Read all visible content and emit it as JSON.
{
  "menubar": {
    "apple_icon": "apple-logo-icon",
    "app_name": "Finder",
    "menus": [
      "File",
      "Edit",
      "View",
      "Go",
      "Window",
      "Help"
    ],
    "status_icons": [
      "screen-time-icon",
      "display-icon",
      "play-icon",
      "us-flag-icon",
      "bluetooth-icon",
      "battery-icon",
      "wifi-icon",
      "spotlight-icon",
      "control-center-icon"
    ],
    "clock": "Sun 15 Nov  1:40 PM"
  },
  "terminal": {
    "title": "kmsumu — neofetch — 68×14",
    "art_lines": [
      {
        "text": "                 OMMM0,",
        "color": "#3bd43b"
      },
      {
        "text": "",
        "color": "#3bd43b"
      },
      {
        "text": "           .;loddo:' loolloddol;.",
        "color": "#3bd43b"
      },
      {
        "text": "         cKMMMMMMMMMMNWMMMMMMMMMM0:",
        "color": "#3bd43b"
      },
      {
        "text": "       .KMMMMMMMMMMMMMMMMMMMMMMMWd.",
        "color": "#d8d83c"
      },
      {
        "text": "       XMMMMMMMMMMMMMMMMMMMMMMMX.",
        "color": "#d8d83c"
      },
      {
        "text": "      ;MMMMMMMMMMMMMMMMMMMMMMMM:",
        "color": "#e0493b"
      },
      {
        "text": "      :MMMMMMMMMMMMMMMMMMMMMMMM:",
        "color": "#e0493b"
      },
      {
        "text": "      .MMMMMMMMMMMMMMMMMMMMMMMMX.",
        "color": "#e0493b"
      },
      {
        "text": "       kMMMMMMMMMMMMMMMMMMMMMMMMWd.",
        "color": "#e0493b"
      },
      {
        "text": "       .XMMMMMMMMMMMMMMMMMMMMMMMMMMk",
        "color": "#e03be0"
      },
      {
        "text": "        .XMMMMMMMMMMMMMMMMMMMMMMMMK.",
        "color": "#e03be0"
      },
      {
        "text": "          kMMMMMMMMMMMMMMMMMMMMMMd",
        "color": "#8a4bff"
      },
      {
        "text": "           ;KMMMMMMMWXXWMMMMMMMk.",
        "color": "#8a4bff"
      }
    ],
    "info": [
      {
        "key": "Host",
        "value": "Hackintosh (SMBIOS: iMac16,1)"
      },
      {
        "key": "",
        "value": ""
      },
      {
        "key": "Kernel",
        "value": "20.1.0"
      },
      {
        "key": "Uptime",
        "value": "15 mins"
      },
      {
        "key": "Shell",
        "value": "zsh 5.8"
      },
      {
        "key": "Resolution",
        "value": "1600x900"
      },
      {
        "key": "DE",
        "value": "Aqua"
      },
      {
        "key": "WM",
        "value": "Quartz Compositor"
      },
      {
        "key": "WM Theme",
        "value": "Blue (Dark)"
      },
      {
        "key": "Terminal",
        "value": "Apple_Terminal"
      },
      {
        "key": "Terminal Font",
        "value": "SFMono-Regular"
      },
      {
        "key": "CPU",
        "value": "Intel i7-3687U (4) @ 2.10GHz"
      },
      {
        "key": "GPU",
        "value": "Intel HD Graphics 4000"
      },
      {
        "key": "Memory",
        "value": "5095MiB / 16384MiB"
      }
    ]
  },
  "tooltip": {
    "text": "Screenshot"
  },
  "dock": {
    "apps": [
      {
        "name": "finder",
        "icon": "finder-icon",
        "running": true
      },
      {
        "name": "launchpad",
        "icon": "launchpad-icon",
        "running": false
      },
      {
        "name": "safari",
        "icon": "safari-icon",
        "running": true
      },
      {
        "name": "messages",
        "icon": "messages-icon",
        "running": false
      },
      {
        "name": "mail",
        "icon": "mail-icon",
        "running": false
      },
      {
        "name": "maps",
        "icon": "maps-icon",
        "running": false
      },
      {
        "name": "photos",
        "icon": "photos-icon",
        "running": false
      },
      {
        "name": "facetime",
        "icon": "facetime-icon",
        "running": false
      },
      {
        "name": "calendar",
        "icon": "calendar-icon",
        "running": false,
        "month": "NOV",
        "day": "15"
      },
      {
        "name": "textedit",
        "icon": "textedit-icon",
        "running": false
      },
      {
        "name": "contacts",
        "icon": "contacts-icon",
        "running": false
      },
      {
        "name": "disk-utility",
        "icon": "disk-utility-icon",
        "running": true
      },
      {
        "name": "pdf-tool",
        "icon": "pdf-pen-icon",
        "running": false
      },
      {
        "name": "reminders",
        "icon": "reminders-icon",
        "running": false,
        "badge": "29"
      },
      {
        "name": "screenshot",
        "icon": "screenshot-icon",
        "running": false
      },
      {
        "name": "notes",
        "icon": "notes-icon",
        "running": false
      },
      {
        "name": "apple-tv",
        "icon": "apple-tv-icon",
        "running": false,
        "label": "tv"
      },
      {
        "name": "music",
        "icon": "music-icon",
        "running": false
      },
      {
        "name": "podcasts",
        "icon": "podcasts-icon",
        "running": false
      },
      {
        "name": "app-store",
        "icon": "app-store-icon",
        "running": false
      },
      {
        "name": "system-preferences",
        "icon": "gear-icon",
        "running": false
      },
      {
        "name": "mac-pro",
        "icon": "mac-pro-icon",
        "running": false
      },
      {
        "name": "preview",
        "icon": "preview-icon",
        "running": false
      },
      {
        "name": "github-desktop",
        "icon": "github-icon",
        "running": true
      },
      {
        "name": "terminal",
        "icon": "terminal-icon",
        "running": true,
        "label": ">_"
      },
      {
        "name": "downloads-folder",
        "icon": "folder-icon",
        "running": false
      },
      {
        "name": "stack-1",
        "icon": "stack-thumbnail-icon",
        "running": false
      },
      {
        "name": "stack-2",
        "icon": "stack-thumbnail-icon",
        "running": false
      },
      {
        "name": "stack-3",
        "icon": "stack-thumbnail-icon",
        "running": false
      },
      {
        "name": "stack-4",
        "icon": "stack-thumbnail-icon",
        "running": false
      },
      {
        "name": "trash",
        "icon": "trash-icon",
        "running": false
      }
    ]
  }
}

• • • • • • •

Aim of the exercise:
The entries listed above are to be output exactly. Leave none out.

Expected answer:
Read all visible content and emit it as JSON.
{
  "menubar": {
    "apple_icon": "apple-logo-icon",
    "app_name": "Finder",
    "menus": [
      "File",
      "Edit",
      "View",
      "Go",
      "Window",
      "Help"
    ],
    "status_icons": [
      "screen-time-icon",
      "display-icon",
      "play-icon",
      "us-flag-icon",
      "bluetooth-icon",
      "battery-icon",
      "wifi-icon",
      "spotlight-icon",
      "control-center-icon"
    ],
    "clock": "Sun 15 Nov  1:40 PM"
  },
  "terminal": {
    "title": "kmsumu — neofetch — 68×14",
    "art_lines": [
      {
        "text": "                 OMMM0,",
        "color": "#3bd43b"
      },
      {
        "text": "",
        "color": "#3bd43b"
      },
      {
        "text": "           .;loddo:' loolloddol;.",
        "color": "#3bd43b"
      },
      {
        "text": "         cKMMMMMMMMMMNWMMMMMMMMMM0:",
        "color": "#3bd43b"
      },
      {
        "text": "       .KMMMMMMMMMMMMMMMMMMMMMMMWd.",
        "color": "#d8d83c"
      },
      {
        "text": "       XMMMMMMMMMMMMMMMMMMMMMMMX.",
        "color": "#d8d83c"
      },
      {
        "text": "      ;MMMMMMMMMMMMMMMMMMMMMMMM:",
        "color": "#e0493b"
      },
      {
        "text": "      :MMMMMMMMMMMMMMMMMMMMMMMM:",
        "color": "#e0493b"
      },
      {
        "text": "      .MMMMMMMMMMMMMMMMMMMMMMMMX.",
        "color": "#e0493b"
      },
      {
        "text": "       kMMMMMMMMMMMMMMMMMMMMMMMMWd.",
        "color": "#e0493b"
      },
      {
        "text": "       .XMMMMMMMMMMMMMMMMMMMMMMMMMMk",
        "color": "#e03be0"
      },
      {
        "text": "        .XMMMMMMMMMMMMMMMMMMMMMMMMK.",
        "color": "#e03be0"
      },
      {
        "text": "          kMMMMMMMMMMMMMMMMMMMMMMd",
        "color": "#8a4bff"
      },
      {
        "text": "           ;KMMMMMMMWXXWMMMMMMMk.",
        "color": "#8a4bff"
      }
    ],
    "info": [
      {
        "key": "Host",
        "value": "Hackintosh (SMBIOS: iMac16,1)"
      },
      {
        "key": "",
        "value": ""
      },
      {
        "key": "Kernel",
        "value": "20.1.0"
      },
      {
        "key": "Uptime",
        "value": "15 mins"
      },
      {
        "key": "Shell",
        "value": "zsh 5.8"
      },
      {
        "key": "Resolution",
        "value": "1600x900"
      },
      {
        "key": "DE",
        "value": "Aqua"
      },
      {
        "key": "WM",
        "value": "Quartz Compositor"
      },
      {
        "key": "WM Theme",
        "value": "Blue (Dark)"
      },
      {
        "key": "Terminal",
        "value": "Apple_Terminal"
      },
      {
        "key": "Terminal Font",
        "value": "SFMono-Regular"
      },
      {
        "key": "CPU",
        "value": "Intel i7-3687U (4) @ 2.10GHz"
      },
      {
        "key": "GPU",
        "value": "Intel HD Graphics 4000"
      },
      {
        "key": "Memory",
        "value": "5095MiB / 16384MiB"
      }
    ]
  },
  "tooltip": {
    "text": "Screenshot"
  },
  "dock": {
    "apps": [
      {
        "name": "finder",
        "icon": "finder-icon",
        "running": true
      },
      {
        "name": "launchpad",
        "icon": "launchpad-icon",
        "running": false
      },
      {
        "name": "safari",
        "icon": "safari-icon",
        "running": true
      },
      {
        "name": "messages",
        "icon": "messages-icon",
        "running": false
      },
      {
        "name": "mail",
        "icon": "mail-icon",
        "running": false
      },
      {
        "name": "maps",
        "icon": "maps-icon",
        "running": false
      },
      {
        "name": "photos",
        "icon": "photos-icon",
        "running": false
      },
      {
        "name": "facetime",
        "icon": "facetime-icon",
        "running": false
      },
      {
        "name": "calendar",
        "icon": "calendar-icon",
        "running": false,
        "month": "NOV",
        "day": "15"
      },
      {
        "name": "textedit",
        "icon": "textedit-icon",
        "running": false
      },
      {
        "name": "contacts",
        "icon": "contacts-icon",
        "running": false
      },
      {
        "name": "disk-utility",
        "icon": "disk-utility-icon",
        "running": true
      },
      {
        "name": "pdf-tool",
        "icon": "pdf-pen-icon",
        "running": false
      },
      {
        "name": "reminders",
        "icon": "reminders-icon",
        "running": false,
        "badge": "29"
      },
      {
        "name": "screenshot",
        "icon": "screenshot-icon",
        "running": false
      },
      {
        "name": "notes",
        "icon": "notes-icon",
        "running": false
      },
      {
        "name": "apple-tv",
        "icon": "apple-tv-icon",
        "running": false,
        "label": "tv"
      },
      {
        "name": "music",
        "icon": "music-icon",
        "running": false
      },
      {
        "name": "podcasts",
        "icon": "podcasts-icon",
        "running": false
      },
      {
        "name": "app-store",
        "icon": "app-store-icon",
        "running": false
      },
      {
        "name": "system-preferences",
        "icon": "gear-icon",
        "running": false
      },
      {
        "name": "mac-pro",
        "icon": "mac-pro-icon",
        "running": false
      },
      {
        "name": "preview",
        "icon": "preview-icon",
        "running": false
      },
      {
        "name": "github-desktop",
        "icon": "github-icon",
        "running": true
      },
      {
        "name": "terminal",
        "icon": "terminal-icon",
        "running": true,
        "label": ">_"
      },
      {
        "name": "downloads-folder",
        "icon": "folder-icon",
        "running": false
      },
      {
        "name": "stack-1",
        "icon": "stack-thumbnail-icon",
        "running": false
      },
      {
        "name": "stack-2",
        "icon": "stack-thumbnail-icon",
        "running": false
      },
      {
        "name": "stack-3",
        "icon": "stack-thumbnail-icon",
        "running": false
      },
      {
        "name": "stack-4",
        "icon": "stack-thumbnail-icon",
        "running": false
      },
      {
        "name": "trash",
        "icon": "trash-icon",
        "running": false
      }
    ]
  }
}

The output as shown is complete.